Why would anyone be surprised at Lebanon's control over its people? Now, if, she recorded a disc called "Jew Haters", she'd make a fortune.

colleen p.
colleen p.4 years ago

what dosen't offend Christians? I go read movie reviews from christain answers dot com, for "lulz". and it leaves me face-palming and head desking.

twlight is good because the two "lovebirds" aren't having mad crazy sex, but some other film will be offensive because the environmental message is to much like
"humans are scum, nature is god, earth is more important, environmentalism is to much like nature worship.

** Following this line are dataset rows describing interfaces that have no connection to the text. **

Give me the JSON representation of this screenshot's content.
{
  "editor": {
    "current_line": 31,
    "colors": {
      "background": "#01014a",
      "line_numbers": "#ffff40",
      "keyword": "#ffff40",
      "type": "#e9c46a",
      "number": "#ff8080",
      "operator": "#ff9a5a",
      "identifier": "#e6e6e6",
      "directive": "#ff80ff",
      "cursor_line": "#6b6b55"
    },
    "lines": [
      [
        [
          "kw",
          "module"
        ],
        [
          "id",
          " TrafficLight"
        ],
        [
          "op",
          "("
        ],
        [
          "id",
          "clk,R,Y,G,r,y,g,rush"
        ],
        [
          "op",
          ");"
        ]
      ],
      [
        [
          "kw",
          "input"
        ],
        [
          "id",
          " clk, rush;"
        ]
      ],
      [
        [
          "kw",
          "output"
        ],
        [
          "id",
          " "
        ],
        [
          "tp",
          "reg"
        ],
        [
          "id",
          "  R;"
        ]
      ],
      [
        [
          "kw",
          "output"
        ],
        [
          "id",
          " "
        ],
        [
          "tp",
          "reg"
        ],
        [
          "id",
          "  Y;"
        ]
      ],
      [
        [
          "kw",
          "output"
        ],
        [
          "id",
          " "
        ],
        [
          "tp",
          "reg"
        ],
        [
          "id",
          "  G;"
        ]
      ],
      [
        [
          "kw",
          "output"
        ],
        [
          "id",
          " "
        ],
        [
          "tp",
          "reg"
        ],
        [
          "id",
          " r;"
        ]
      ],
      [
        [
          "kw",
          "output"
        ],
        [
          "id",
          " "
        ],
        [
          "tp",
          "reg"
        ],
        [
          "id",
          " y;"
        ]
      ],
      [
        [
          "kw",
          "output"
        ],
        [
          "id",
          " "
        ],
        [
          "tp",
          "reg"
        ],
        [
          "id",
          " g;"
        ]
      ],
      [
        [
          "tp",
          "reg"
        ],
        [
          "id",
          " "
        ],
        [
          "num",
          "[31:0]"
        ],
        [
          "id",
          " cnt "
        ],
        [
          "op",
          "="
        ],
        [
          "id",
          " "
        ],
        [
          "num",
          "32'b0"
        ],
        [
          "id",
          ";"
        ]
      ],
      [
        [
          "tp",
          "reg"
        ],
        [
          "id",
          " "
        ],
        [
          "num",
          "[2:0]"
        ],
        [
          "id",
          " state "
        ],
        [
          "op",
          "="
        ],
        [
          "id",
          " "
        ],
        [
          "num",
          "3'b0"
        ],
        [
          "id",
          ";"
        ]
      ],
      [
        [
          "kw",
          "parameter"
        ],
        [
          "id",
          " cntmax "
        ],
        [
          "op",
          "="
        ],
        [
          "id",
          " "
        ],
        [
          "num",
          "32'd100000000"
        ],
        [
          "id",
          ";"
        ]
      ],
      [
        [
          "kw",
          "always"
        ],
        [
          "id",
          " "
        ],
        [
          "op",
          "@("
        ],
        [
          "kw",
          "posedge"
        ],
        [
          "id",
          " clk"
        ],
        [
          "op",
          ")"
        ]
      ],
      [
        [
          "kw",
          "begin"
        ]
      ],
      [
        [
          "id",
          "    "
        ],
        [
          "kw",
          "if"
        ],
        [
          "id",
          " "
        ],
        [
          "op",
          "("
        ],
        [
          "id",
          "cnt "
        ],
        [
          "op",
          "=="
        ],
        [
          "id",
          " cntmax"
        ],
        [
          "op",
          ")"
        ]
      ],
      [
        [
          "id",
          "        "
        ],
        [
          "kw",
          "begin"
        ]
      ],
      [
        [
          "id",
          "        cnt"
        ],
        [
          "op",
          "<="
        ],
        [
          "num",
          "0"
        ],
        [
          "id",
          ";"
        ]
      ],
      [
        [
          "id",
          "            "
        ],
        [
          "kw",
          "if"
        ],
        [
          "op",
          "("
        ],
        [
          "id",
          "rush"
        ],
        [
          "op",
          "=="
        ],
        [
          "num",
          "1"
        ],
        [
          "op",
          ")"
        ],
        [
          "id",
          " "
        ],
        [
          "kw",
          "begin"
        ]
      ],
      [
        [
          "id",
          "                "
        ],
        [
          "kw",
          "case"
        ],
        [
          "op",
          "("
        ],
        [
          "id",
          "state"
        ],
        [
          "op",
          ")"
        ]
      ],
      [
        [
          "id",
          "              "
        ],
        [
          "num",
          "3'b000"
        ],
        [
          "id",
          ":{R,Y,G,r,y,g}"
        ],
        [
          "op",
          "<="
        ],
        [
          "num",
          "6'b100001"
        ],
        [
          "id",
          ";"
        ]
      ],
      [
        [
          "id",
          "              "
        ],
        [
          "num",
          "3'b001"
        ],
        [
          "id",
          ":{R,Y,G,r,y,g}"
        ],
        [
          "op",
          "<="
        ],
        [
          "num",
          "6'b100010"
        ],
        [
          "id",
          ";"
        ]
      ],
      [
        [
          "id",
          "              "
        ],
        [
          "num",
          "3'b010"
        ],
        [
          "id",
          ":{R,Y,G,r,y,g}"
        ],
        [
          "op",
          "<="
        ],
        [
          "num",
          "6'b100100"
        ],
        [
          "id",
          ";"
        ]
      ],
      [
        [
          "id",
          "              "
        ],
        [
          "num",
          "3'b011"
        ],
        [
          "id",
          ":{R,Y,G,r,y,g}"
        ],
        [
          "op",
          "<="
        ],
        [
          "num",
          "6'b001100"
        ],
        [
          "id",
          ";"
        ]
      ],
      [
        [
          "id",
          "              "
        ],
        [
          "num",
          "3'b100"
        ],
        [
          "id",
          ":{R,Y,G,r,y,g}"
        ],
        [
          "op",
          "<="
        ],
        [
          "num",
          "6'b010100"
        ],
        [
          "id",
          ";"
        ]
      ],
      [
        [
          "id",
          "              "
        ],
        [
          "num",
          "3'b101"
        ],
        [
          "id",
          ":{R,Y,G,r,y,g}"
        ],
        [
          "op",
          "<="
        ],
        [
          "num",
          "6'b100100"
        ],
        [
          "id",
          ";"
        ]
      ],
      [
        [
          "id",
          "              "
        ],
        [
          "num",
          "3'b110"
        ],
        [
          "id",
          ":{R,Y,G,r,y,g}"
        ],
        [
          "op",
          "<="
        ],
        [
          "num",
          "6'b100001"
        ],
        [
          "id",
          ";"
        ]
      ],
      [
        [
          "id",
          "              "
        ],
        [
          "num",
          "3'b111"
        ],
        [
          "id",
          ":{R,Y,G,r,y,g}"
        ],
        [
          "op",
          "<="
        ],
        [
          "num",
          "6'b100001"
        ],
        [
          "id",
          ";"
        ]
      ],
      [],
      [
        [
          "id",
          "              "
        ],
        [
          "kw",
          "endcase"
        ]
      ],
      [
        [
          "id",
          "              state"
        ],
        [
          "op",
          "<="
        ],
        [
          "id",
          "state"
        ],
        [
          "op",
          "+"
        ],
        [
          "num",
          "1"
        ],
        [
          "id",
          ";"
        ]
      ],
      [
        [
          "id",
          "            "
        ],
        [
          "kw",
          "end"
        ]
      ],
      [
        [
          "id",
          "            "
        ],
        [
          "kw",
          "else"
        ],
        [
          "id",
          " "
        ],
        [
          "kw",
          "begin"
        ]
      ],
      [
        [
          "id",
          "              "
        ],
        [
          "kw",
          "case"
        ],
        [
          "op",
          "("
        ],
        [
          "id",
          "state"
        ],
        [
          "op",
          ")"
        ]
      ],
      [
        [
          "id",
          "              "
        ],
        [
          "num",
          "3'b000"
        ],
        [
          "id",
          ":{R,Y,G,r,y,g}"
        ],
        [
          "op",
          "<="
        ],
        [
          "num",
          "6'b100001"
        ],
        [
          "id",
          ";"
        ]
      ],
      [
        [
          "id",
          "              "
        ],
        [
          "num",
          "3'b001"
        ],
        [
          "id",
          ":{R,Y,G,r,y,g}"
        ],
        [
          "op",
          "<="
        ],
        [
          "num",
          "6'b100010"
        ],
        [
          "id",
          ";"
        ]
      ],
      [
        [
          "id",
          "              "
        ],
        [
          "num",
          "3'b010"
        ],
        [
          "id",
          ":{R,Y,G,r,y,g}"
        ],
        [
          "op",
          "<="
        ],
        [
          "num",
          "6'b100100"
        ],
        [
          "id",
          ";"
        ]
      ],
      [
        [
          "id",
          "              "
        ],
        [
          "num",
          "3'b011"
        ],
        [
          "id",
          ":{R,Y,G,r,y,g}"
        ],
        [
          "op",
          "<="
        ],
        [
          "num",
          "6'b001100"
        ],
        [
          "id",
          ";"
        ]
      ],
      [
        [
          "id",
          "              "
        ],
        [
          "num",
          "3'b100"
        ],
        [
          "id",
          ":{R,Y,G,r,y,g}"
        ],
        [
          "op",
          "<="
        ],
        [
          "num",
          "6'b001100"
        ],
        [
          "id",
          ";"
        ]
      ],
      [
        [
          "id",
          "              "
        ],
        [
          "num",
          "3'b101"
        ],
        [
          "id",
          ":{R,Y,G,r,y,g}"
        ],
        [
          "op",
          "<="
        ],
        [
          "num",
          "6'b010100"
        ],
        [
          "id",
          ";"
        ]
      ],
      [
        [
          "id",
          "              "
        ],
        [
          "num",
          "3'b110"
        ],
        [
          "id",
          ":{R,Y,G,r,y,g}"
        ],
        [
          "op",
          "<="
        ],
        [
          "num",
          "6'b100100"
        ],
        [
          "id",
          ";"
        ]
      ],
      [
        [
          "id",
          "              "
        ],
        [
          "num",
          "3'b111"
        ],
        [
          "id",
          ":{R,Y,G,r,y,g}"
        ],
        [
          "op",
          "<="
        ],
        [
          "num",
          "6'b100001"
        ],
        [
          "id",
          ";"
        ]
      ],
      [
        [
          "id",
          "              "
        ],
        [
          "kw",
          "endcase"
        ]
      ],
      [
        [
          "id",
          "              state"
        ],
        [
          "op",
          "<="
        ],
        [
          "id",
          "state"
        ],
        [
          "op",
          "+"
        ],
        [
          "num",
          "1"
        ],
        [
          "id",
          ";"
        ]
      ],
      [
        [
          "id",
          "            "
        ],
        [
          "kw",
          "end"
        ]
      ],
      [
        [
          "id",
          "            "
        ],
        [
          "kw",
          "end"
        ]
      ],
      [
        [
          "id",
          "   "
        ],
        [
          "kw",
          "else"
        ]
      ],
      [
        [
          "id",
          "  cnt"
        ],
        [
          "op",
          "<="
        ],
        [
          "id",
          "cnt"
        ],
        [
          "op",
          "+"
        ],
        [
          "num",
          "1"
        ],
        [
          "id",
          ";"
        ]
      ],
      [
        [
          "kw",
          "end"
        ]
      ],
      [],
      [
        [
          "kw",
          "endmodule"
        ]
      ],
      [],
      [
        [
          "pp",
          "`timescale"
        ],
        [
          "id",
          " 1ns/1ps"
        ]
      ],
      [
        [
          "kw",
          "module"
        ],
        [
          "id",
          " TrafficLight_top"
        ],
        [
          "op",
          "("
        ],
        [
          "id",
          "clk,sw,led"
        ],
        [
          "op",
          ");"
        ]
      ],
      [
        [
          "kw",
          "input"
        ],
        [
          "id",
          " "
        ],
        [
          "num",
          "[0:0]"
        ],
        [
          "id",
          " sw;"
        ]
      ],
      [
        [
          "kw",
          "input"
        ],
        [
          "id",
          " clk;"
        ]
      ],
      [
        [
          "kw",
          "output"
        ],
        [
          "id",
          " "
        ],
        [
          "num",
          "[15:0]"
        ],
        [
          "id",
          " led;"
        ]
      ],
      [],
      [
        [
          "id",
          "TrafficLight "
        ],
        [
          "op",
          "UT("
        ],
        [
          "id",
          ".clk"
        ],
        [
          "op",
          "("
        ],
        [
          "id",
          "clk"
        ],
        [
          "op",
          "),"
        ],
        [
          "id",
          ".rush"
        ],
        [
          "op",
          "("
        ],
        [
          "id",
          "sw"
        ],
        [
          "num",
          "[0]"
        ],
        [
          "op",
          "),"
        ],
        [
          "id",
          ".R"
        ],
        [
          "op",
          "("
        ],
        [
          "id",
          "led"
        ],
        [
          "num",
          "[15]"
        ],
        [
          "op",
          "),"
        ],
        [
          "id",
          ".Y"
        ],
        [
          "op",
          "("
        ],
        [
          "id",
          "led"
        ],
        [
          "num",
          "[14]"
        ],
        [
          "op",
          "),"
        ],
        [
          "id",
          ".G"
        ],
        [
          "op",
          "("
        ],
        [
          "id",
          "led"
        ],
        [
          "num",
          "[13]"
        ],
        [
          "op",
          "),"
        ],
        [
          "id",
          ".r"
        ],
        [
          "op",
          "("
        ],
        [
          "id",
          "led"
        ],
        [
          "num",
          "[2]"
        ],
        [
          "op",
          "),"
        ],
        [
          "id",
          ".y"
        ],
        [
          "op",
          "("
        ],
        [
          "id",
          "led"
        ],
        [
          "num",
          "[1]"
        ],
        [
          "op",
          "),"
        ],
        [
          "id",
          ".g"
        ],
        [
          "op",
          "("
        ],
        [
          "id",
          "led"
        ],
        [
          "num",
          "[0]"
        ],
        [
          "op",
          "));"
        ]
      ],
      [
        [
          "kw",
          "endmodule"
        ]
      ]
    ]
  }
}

HeAtHeNs iN HoLlyWoUlD are Godless!"

Loo Samantha
Loo sam4 years ago

noted

Patrick F.
Patrick f.4 years ago

I think we should ALL ban Michael Buble....

Patrick F.
Patrick f.4 years ago

I am not a fan of Lady Gaga but after reading the comments here, I think I must be in some backwards fascist country, certainly can't be America...land of the "Constitution" or "Bill of Rights"....

Alice Wedderburn
Past Member 4 years ago

way to go Lebanon! :)

Jonathan Y.
Jonathan Y.4 years ago

Actually the head of Lebanon's Security for publications says, after some initial confusion, it has not been banned and is now available in stores (see Lebanon Daily Star):

http://www.dailystar.com.lb/Culture/Music/2011/Jun-09/Not-banned-Lady-Gaga-CD-distributed-for-sale-in-Lebanon.ashx#axzz1OkSP4qMT

Why is what Lebanon thinks important? Because Lebanon is to the Mideast as Switzerland is to Europe: a multicultural, multi-ethnic state that reflects a wide diversity of views. The original flap was actually due to the objections of local Christian authorities.

Mara C.
Past Member 4 years ago

Why do we care what they do in Lebanon anyway????

Anne-Marie V.
Anne-Marie Vogl4 years ago

Thank-you Lebanon!